# What you are asked to do
Collect all lines below with the string "Jailbreak".

Recorded data:
• • •
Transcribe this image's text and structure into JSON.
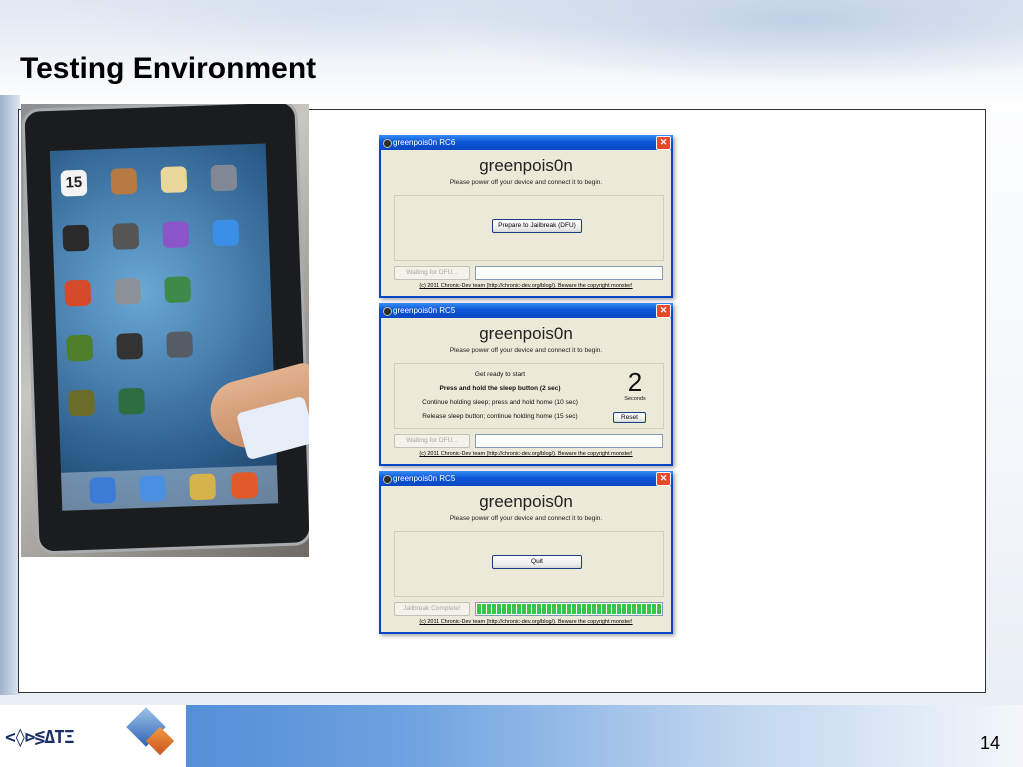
{
  "slide": {
    "title": "Testing Environment",
    "page_number": "14"
  },
  "logo": {
    "text": "<◊⊳≶ΔΤΞ"
  },
  "windows": [
    {
      "title": "greenpois0n RC6",
      "heading": "greenpois0n",
      "subtitle": "Please power off your device and connect it to begin.",
      "action_button": "Prepare to Jailbreak (DFU)",
      "status_button": "Waiting for DFU...",
      "footer": "(c) 2011 Chronic-Dev team (http://chronic-dev.org/blog/). Beware the copyright monster!"
    },
    {
      "title": "greenpois0n RC5",
      "heading": "greenpois0n",
      "subtitle": "Please power off your device and connect it to begin.",
      "steps": [
        "Get ready to start",
        "Press and hold the sleep button (2 sec)",
        "Continue holding sleep; press and hold home (10 sec)",
        "Release sleep button; continue holding home (15 sec)"
      ],
      "countdown_value": "2",
      "countdown_unit": "Seconds",
      "reset_button": "Reset",
      "status_button": "Waiting for DFU...",
      "footer": "(c) 2011 Chronic-Dev team (http://chronic-dev.org/blog/). Beware the copyright monster!"
    },
    {
      "title": "greenpois0n RC5",
      "heading": "greenpois0n",
      "subtitle": "Please power off your device and connect it to begin.",
      "quit_button": "Quit",
      "status_button": "Jailbreak Complete!",
      "progress": 1.0,
      "footer": "(c) 2011 Chronic-Dev team (http://chronic-dev.org/blog/). Beware the copyright monster!"
    }
  ],
  "photo": {
    "ipad_date_icon": "15"
  },
  "colors": {
    "titlebar": "#0b56d8",
    "window_bg": "#ece9d8",
    "progress": "#37c24a",
    "close": "#e24a2b"
  }
}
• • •
# Output
      "action_button": "Prepare to Jailbreak (DFU)",
      "status_button": "Jailbreak Complete!",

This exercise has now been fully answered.